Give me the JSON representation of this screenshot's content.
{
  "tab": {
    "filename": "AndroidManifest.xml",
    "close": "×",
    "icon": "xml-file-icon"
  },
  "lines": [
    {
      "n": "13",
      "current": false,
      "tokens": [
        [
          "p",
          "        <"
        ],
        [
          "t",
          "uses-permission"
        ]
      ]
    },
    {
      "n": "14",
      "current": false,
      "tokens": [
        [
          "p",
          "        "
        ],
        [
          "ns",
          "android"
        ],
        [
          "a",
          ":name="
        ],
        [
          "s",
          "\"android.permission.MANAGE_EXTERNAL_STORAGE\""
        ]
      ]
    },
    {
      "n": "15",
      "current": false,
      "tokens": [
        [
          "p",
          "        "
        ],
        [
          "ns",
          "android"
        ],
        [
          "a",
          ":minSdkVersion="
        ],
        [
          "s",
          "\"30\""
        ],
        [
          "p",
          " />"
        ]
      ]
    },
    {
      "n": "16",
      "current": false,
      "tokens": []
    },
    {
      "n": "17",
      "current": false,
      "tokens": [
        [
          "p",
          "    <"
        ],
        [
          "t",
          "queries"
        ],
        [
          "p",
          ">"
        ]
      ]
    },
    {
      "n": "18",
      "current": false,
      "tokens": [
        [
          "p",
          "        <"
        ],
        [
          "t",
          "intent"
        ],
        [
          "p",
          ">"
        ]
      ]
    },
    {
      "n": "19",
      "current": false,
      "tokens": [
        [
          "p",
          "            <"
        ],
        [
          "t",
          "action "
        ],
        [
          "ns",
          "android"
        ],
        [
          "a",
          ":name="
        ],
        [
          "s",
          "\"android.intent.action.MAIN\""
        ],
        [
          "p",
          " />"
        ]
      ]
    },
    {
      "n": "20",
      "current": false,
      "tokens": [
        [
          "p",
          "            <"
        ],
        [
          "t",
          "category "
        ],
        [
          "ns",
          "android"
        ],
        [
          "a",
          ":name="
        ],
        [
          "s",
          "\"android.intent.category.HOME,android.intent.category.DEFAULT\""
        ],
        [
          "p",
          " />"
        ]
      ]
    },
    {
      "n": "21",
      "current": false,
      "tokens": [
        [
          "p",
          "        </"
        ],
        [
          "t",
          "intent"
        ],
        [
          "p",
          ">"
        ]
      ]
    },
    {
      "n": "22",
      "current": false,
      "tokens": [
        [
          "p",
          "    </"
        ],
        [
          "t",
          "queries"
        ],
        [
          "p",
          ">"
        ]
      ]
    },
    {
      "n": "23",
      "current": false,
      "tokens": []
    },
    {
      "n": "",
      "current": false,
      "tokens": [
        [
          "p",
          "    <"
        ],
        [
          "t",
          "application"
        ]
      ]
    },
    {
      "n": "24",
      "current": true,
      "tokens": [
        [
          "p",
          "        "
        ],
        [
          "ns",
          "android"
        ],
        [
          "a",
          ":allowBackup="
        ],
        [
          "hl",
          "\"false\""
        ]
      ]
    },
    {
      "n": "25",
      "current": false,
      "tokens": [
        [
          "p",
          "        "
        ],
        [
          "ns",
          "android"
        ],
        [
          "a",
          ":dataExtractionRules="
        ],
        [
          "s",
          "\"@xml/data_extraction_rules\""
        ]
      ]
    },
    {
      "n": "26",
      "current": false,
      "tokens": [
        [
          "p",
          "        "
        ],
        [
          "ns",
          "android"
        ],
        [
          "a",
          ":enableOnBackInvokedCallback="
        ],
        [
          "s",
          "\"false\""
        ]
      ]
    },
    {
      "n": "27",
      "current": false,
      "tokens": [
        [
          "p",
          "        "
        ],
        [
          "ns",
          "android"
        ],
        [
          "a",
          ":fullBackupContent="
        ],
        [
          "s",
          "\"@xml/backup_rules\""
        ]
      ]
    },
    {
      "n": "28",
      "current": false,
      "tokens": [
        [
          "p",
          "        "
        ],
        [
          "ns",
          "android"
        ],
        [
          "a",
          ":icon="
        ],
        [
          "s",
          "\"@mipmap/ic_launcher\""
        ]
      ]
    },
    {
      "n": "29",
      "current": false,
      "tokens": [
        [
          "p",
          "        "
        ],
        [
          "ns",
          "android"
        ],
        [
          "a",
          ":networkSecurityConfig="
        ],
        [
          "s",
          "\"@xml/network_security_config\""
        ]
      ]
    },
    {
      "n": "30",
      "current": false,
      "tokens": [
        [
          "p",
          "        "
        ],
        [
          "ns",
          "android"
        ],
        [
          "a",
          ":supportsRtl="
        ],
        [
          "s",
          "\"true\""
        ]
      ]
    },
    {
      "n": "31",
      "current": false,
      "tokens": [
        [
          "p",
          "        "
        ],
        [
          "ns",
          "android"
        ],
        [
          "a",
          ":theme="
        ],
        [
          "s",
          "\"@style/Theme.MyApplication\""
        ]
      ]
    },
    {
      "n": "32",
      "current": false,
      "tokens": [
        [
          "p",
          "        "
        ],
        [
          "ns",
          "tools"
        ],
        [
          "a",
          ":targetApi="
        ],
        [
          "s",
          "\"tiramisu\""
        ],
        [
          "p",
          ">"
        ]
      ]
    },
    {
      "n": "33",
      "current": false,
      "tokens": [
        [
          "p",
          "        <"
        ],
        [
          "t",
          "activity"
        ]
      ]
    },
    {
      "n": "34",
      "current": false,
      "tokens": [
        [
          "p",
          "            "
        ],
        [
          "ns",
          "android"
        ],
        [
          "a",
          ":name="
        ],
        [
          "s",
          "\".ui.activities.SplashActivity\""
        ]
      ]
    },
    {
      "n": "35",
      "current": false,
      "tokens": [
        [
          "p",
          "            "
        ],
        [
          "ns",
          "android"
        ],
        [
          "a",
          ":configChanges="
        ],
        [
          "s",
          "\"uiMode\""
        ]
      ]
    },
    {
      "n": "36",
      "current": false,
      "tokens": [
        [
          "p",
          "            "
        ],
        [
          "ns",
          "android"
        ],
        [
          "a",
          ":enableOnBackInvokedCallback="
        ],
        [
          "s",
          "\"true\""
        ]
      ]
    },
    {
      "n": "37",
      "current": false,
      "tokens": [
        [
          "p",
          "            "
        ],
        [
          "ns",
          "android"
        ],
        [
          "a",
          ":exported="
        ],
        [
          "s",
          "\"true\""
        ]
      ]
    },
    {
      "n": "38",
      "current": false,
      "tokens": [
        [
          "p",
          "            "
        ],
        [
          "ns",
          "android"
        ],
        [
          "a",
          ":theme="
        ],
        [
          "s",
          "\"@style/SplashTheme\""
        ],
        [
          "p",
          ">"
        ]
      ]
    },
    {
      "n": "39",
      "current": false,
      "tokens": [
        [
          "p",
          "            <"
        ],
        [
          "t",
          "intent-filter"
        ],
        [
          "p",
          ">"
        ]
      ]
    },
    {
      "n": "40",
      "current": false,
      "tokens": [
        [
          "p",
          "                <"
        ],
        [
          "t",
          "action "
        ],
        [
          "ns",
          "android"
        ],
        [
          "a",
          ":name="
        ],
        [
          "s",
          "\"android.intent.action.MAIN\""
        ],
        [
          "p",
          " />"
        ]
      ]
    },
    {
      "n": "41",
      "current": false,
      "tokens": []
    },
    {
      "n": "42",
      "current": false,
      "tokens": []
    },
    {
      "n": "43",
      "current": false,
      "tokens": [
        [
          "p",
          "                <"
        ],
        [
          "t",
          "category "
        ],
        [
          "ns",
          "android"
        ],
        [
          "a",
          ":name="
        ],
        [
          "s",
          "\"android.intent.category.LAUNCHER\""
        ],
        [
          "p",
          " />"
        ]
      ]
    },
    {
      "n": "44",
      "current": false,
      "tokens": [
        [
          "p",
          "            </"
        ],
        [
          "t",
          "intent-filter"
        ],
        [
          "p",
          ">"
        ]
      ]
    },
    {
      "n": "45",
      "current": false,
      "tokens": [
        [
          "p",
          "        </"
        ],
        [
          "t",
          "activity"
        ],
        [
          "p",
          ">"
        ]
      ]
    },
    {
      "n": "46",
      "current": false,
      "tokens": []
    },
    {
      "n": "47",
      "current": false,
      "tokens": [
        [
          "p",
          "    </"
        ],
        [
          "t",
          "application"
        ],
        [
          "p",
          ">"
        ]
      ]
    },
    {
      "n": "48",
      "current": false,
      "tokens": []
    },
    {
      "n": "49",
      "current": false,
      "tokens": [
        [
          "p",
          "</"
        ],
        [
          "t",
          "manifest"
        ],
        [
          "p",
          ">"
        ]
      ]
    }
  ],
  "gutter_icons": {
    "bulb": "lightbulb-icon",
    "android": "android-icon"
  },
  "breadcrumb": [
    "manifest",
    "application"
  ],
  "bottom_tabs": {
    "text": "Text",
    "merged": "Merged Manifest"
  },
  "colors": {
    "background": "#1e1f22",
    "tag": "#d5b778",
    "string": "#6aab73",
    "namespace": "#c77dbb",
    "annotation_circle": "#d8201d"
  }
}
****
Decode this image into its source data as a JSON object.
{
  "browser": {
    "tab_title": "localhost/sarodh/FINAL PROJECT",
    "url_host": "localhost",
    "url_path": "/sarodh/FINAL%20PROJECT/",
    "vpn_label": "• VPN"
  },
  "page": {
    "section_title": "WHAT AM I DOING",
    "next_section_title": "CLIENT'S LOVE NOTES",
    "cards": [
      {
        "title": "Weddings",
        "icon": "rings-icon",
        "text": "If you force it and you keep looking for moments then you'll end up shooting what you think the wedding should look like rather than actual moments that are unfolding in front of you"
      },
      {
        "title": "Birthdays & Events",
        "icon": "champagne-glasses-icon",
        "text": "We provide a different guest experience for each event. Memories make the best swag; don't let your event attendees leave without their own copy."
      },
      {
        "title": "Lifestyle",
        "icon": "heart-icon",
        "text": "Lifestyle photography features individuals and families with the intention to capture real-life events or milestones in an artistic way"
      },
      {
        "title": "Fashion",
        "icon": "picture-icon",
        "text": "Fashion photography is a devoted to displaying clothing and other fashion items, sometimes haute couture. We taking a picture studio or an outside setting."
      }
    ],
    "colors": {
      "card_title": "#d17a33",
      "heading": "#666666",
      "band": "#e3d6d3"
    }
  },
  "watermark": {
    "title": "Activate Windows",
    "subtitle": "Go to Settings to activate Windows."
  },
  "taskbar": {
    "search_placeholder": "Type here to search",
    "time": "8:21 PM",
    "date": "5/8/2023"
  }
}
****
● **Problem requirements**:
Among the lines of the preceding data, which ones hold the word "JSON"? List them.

● **Answer space**:
Give me the JSON representation of this screenshot's content.
Decode this image into its source data as a JSON object.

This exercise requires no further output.